The tidal volume of each breath in millilitres (ml) multiplied by the number of breaths per minute gives the minute ventilation in ml/minute (usually expressed as ml/kg/minute, which is achieved by dividing by the baby's weight in kg).

Neurobehavioural cues

Sounds, characteristics of movements including facial expressions and physiological parameters such as heart rate, breathing patterns and skin tone that reflect the baby's current level of sensitivity or wellbeing, and reveal their current developmental stage.

Neurodevelopmental outcomes

In this guideline, neurodevelopmental outcomes at 18 months or older have been defined as:

  • cerebral palsy (reported as presence or absence of condition, not severity)

  • neurodevelopmental delay (reported as dichotomous outcomes, not continuous outcomes such as mean change in score):

    • severe (score of more than 2 standard deviations [SD] below normal on validated assessment scales, or a score of less than 70 on the Bayley II scale of infant development mental developmental index [MDI] or psychomotor developmental index [PDI], or complete inability to assign score because of cerebral palsy or severe cognitive delay)

    • moderate (score of 1 to 2 SD below normal on validated assessment scales, or a score of 70 to 84 on the Bayley II scale of infant development MDI or PDI)

  • neurosensory impairment (reported as presence or absence of condition, not severity):

    • severe hearing impairment (for example, deaf)

    • severe visual impairment (for example, blind).

Non-invasive ventilation

Administration of respiratory support using a ventilator or flow driver, but not via an endotracheal tube or tracheostomy.

Perinatal

In this guideline, the perinatal period is defined as the period of time from 48 hours before birth up until 7 completed days after birth.

Preterm

A baby born before 37 weeks. This can be subdivided further:

  • extremely preterm: babies born at less than 28 weeks

  • very preterm: babies born at between 28 and 31+6 weeks

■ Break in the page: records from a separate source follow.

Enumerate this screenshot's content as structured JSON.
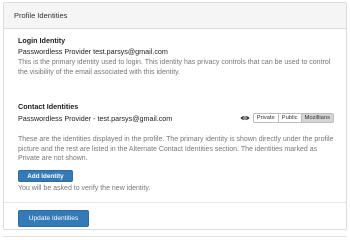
{
  "panel": {
    "title": "Profile Identities"
  },
  "login": {
    "title": "Login Identity",
    "line": "Passwordless Provider test.parsys@gmail.com",
    "desc": "This is the primary identity used to login. This identity has privacy controls that can be used to control the visibility of the email associated with this identity."
  },
  "contact": {
    "title": "Contact Identities",
    "line": "Passwordless Provider - test.parsys@gmail.com",
    "privacy": {
      "icon": "eye-icon",
      "options": [
        "Private",
        "Public",
        "Mozillians"
      ],
      "selected": "Mozillians"
    },
    "desc": "These are the identities displayed in the profile. The primary identity is shown directly under the profile picture and the rest are listed in the Alternate Contact Identities section. The identities marked as Private are not shown.",
    "add_label": "Add Identity",
    "verify_note": "You will be asked to verify the new identity."
  },
  "footer": {
    "update_label": "Update Identities"
  },
  "colors": {
    "primary": "#337ab7",
    "header_bg": "#f5f5f5",
    "selected_option": "#d4d4d4"
  }
}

  • moderate to late preterm: babies born at between 32 and 36+6 weeks.

Skin-to-skin contact

Holding a naked baby, or a baby wearing only a nappy, on the skin of a parent or carer, usually on the chest.

Stabilisation

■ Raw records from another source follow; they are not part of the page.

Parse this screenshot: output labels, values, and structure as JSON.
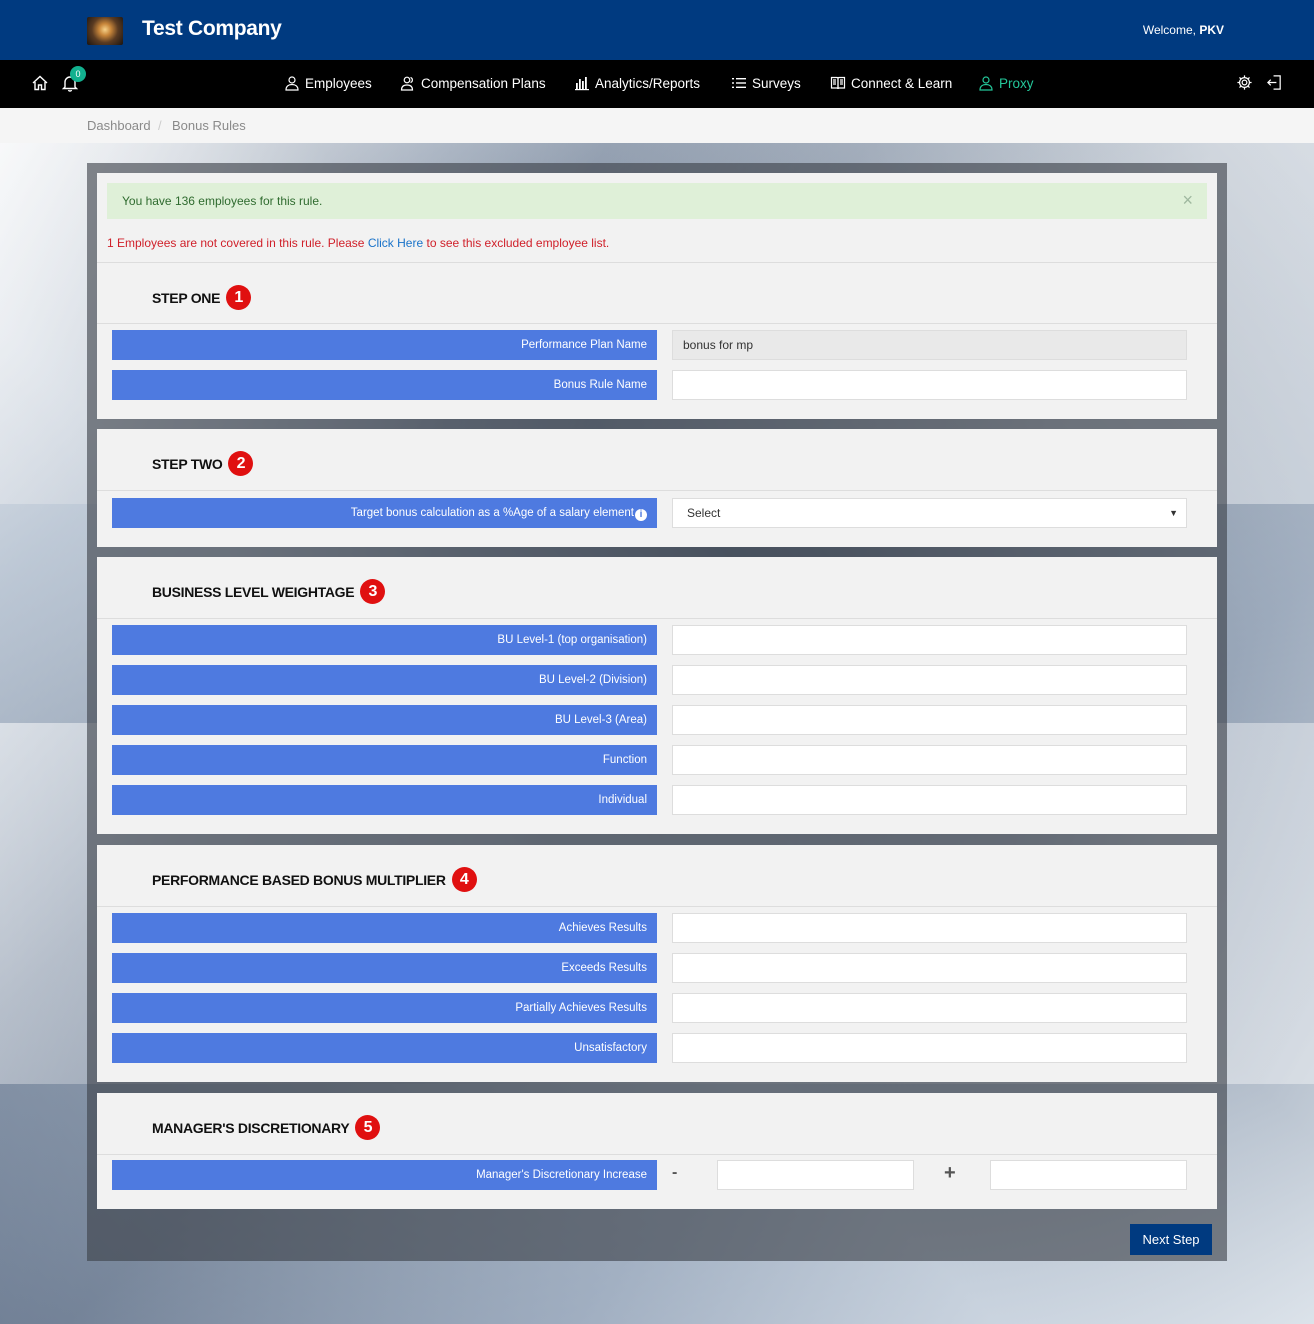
{
  "header": {
    "company": "Test Company",
    "welcome_prefix": "Welcome,",
    "welcome_user": "PKV"
  },
  "nav": {
    "notification_count": "0",
    "items": [
      {
        "label": "Employees",
        "icon": "person-icon"
      },
      {
        "label": "Compensation Plans",
        "icon": "people-icon"
      },
      {
        "label": "Analytics/Reports",
        "icon": "bar-chart-icon"
      },
      {
        "label": "Surveys",
        "icon": "list-icon"
      },
      {
        "label": "Connect & Learn",
        "icon": "book-icon"
      },
      {
        "label": "Proxy",
        "icon": "person-icon"
      }
    ],
    "colors": {
      "proxy": "#24c79a",
      "header_bg": "#003a80"
    }
  },
  "breadcrumb": {
    "dashboard": "Dashboard",
    "separator": "/",
    "current": "Bonus Rules"
  },
  "alert": {
    "message": "You have 136 employees for this rule.",
    "close": "×"
  },
  "excluded": {
    "before": "1 Employees are not covered in this rule. Please ",
    "link": "Click Here",
    "after": " to see this excluded employee list."
  },
  "step1": {
    "title": "STEP ONE",
    "num": "1",
    "plan_label": "Performance Plan Name",
    "plan_value": "bonus for mp",
    "rule_label": "Bonus Rule Name",
    "rule_value": ""
  },
  "step2": {
    "title": "STEP TWO",
    "num": "2",
    "target_label": "Target bonus calculation as a %Age of a salary element",
    "info": "i",
    "target_value": "Select",
    "arrow": "▼"
  },
  "step3": {
    "title": "BUSINESS LEVEL WEIGHTAGE",
    "num": "3",
    "rows": [
      "BU Level-1 (top organisation)",
      "BU Level-2 (Division)",
      "BU Level-3 (Area)",
      "Function",
      "Individual"
    ]
  },
  "step4": {
    "title": "PERFORMANCE BASED BONUS MULTIPLIER",
    "num": "4",
    "rows": [
      "Achieves Results",
      "Exceeds Results",
      "Partially Achieves Results",
      "Unsatisfactory"
    ]
  },
  "step5": {
    "title": "MANAGER'S DISCRETIONARY",
    "num": "5",
    "label": "Manager's Discretionary Increase",
    "minus": "-",
    "plus": "+"
  },
  "actions": {
    "next": "Next Step"
  }
}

Facilitating and supporting a smooth transition from fetal to neonatal life. The process involves careful assessment of heart rate, colour (oxygenation) and breathing, with provision of appropriate interventions where indicated.

  • National Institute for Health and Care Excellence (NICE)